With the announcement that this latest tour by the B-52’s is destined to be their last time out on the road, it’s a perfect time to take a look at the back catalog of the iconic band from Athens, Georgia. In particular, we’re dancing our way through 8 of the best songs from their ‘80s output, and while it’s tough to pare things down to that few tunes, we’re happy with the list we’ve curated.
1. “Private Idaho” (1980): This track climbed to #5 on the Billboard Dance chart, but in case you were wondering, it’s not really about Idaho. As Fred Schneider told the Idaho Statesman in advance of the band’s first ever show in the state, “Idaho is pretty mysterious to all of us. I know it’s a beautiful state, but then I know there’s also a lot of crazy right-wingers and all that stuff. The song’s about all different things. It’s not like a parody of Idaho or anything.”
2. "Give Me Back My Man” (1980): Funnily enough, this Cindy Wilson-sung track also climbed to #5 on the dance club chart, owing to a rule at the time which allowed multiple album tracks to sit in the same spot together.
3. “Mesopotamia”(1982): This was the title track to the band’s ’82 EP, which took them in a slightly different sonic direction. This was undoubtedly thanks to the production by David Byrne, who expanded their instrumentation considerably.
4. “Legal Tender”(1983): The first single from the band’s third studio album, this song actually spins a story about illegal tender, describing an idea for counterfeiting money because prices are rising. (In other words, it’s still relevant today.) The song kicked off the Whammy! and gave listeners an idea straight out of the gate of how the band’s sound had changed since their last full-length LP.
5. “Song for a Future Generation”(1983): One of the most fun and goofy tracks in the band’s catalog, it’s probably best known for its dating-profile recitations and the repeating of the phrase, “Let’s meet and have a baby now!”

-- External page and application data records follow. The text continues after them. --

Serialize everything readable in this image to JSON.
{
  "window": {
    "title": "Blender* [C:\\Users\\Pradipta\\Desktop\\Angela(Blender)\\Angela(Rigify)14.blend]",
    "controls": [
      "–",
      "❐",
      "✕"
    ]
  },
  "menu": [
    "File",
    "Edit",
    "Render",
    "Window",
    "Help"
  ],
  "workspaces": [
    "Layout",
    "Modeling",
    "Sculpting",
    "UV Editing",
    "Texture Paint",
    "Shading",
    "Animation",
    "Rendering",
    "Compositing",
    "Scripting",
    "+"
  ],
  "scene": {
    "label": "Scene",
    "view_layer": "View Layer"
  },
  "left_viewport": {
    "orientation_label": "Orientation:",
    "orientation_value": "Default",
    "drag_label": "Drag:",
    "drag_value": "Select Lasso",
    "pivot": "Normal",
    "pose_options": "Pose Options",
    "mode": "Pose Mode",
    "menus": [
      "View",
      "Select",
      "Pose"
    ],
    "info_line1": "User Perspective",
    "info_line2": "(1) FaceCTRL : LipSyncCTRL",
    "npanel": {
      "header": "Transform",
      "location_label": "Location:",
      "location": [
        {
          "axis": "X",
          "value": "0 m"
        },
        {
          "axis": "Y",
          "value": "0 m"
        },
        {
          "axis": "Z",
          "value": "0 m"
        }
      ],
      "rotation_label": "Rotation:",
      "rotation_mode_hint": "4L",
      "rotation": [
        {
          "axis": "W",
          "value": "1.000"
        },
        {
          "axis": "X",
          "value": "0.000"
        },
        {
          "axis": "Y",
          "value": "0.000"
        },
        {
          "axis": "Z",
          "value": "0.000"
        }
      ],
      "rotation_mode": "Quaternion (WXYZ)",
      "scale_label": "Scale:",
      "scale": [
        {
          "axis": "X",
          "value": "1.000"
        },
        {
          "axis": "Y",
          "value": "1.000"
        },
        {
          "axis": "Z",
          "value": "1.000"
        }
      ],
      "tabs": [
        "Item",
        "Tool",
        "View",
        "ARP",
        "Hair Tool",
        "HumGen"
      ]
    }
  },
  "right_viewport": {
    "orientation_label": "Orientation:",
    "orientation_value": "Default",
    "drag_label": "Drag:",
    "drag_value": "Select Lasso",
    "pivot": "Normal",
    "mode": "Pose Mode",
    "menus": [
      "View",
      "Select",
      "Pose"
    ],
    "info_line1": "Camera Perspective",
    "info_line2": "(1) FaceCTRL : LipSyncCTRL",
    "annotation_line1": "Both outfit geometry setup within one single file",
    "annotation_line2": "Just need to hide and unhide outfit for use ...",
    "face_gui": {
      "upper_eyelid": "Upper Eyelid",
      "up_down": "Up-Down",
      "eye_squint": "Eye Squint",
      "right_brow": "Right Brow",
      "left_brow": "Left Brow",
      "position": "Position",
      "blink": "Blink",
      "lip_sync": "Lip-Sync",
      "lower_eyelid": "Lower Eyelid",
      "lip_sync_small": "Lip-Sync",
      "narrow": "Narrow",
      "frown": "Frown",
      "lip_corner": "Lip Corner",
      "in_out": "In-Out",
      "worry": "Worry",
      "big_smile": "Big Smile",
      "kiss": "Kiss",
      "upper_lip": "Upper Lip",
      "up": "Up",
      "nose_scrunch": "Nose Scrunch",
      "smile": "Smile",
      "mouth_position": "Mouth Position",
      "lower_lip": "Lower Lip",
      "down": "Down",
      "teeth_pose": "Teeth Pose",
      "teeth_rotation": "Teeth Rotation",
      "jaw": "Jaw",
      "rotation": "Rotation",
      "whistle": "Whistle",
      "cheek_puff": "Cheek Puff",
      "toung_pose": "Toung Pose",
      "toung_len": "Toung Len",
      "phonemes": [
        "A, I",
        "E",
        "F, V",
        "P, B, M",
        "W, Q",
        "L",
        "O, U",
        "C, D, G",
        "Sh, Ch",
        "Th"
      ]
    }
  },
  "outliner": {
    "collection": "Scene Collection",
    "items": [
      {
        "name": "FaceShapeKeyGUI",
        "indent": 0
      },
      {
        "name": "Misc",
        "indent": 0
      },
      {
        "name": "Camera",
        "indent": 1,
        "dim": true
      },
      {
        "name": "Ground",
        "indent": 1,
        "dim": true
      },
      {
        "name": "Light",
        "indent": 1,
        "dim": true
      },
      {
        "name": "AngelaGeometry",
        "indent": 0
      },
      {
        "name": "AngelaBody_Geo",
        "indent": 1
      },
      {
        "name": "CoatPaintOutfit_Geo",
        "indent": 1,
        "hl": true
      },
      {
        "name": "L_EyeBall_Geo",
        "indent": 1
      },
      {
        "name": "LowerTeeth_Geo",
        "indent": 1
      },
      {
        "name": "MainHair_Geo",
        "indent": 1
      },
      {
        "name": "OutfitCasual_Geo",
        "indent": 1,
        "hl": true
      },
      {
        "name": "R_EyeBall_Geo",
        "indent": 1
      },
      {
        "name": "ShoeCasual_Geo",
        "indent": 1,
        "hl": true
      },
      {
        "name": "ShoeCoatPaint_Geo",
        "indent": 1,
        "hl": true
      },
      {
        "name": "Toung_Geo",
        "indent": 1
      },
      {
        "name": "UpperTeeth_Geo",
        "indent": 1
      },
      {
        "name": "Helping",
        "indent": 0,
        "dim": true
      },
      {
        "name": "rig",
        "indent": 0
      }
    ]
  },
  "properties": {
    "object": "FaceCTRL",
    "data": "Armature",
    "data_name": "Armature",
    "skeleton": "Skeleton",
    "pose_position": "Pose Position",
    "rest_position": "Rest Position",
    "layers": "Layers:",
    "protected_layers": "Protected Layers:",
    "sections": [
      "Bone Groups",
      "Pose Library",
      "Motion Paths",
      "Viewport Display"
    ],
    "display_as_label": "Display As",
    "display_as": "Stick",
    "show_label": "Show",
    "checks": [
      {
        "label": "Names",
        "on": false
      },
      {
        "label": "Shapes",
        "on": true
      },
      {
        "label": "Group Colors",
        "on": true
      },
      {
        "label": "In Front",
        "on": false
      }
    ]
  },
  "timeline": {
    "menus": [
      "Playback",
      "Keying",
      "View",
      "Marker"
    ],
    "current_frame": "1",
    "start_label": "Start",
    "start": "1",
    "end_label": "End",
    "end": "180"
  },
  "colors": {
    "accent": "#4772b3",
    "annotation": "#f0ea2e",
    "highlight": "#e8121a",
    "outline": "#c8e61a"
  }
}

6. “Summer of Love”(1986): This track from the B-52’s final album with Ricky should be bright and shiny with a title like that, but it’s actually rather melancholy in tone, which probably matches the mood of most people when they learned of Ricky’s passing.
7."Girl from Ipanema Goes to Greenland”(1986): In a 2002 interview with The Advocate, Keith Strickland remarked of this tune that it was one of the last songs he wrote with Ricky before his death, adding, “I felt we had reached a new level in our writing – we were trying new things, and there was a maturity there.” Ah, what might’ve been...
8. “Love Shack”(1989): How could we possibly close with any other song? It’s the track that proved that – even in the absence of the late Ricky Wilson – the B-52’s could still pen a party anthem with the best of them. The single proved to be the biggest hit of the band’s career, giving them a summer anthem for basically every summer from here on out, a track that will last well beyond the band itself.